• **What you need to do**
Every entry below is to be retyped exactly as it stands.

• **Supplied material**
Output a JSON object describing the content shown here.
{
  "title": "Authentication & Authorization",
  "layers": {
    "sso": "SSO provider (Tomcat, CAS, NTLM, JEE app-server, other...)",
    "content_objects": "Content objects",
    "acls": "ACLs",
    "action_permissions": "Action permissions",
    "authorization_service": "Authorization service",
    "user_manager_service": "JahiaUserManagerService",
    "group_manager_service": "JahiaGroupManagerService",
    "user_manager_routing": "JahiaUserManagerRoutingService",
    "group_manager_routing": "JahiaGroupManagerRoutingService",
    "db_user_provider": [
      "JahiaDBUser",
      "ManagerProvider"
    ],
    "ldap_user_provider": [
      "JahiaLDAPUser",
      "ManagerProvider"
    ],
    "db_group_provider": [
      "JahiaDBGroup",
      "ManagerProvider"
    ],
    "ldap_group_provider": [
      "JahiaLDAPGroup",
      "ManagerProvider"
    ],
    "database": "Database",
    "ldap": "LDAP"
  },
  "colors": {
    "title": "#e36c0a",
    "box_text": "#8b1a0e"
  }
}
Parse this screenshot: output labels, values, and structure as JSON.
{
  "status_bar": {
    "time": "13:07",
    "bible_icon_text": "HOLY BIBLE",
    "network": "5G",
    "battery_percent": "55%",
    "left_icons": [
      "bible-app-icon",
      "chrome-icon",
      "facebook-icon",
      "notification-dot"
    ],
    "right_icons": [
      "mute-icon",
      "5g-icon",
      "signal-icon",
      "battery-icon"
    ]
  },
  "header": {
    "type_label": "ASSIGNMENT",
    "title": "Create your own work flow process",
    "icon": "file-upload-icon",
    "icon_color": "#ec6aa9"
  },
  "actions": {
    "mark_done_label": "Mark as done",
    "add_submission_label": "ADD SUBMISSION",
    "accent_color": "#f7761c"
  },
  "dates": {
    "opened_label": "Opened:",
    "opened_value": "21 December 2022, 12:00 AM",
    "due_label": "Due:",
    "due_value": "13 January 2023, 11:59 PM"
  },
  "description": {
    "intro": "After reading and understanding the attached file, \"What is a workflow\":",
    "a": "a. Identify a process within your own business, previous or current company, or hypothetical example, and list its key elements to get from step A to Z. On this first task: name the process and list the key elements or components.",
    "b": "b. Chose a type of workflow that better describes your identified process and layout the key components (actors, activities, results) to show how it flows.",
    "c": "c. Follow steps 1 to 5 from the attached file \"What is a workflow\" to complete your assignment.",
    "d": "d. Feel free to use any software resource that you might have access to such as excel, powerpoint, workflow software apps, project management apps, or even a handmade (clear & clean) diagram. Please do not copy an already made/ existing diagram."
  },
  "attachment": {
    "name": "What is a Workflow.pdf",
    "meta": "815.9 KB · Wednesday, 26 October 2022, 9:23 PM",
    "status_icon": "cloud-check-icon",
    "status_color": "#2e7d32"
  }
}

• **Result of this exercise**
Output a JSON object describing the content shown here.
{
  "title": "Authentication & Authorization",
  "layers": {
    "sso": "SSO provider (Tomcat, CAS, NTLM, JEE app-server, other...)",
    "content_objects": "Content objects",
    "acls": "ACLs",
    "action_permissions": "Action permissions",
    "authorization_service": "Authorization service",
    "user_manager_service": "JahiaUserManagerService",
    "group_manager_service": "JahiaGroupManagerService",
    "user_manager_routing": "JahiaUserManagerRoutingService",
    "group_manager_routing": "JahiaGroupManagerRoutingService",
    "db_user_provider": [
      "JahiaDBUser",
      "ManagerProvider"
    ],
    "ldap_user_provider": [
      "JahiaLDAPUser",
      "ManagerProvider"
    ],
    "db_group_provider": [
      "JahiaDBGroup",
      "ManagerProvider"
    ],
    "ldap_group_provider": [
      "JahiaLDAPGroup",
      "ManagerProvider"
    ],
    "database": "Database",
    "ldap": "LDAP"
  },
  "colors": {
    "title": "#e36c0a",
    "box_text": "#8b1a0e"
  }
}
Parse this screenshot: output labels, values, and structure as JSON.
{
  "status_bar": {
    "time": "13:07",
    "bible_icon_text": "HOLY BIBLE",
    "network": "5G",
    "battery_percent": "55%",
    "left_icons": [
      "bible-app-icon",
      "chrome-icon",
      "facebook-icon",
      "notification-dot"
    ],
    "right_icons": [
      "mute-icon",
      "5g-icon",
      "signal-icon",
      "battery-icon"
    ]
  },
  "header": {
    "type_label": "ASSIGNMENT",
    "title": "Create your own work flow process",
    "icon": "file-upload-icon",
    "icon_color": "#ec6aa9"
  },
  "actions": {
    "mark_done_label": "Mark as done",
    "add_submission_label": "ADD SUBMISSION",
    "accent_color": "#f7761c"
  },
  "dates": {
    "opened_label": "Opened:",
    "opened_value": "21 December 2022, 12:00 AM",
    "due_label": "Due:",
    "due_value": "13 January 2023, 11:59 PM"
  },
  "description": {
    "intro": "After reading and understanding the attached file, \"What is a workflow\":",
    "a": "a. Identify a process within your own business, previous or current company, or hypothetical example, and list its key elements to get from step A to Z. On this first task: name the process and list the key elements or components.",
    "b": "b. Chose a type of workflow that better describes your identified process and layout the key components (actors, activities, results) to show how it flows.",
    "c": "c. Follow steps 1 to 5 from the attached file \"What is a workflow\" to complete your assignment.",
    "d": "d. Feel free to use any software resource that you might have access to such as excel, powerpoint, workflow software apps, project management apps, or even a handmade (clear & clean) diagram. Please do not copy an already made/ existing diagram."
  },
  "attachment": {
    "name": "What is a Workflow.pdf",
    "meta": "815.9 KB · Wednesday, 26 October 2022, 9:23 PM",
    "status_icon": "cloud-check-icon",
    "status_color": "#2e7d32"
  }
}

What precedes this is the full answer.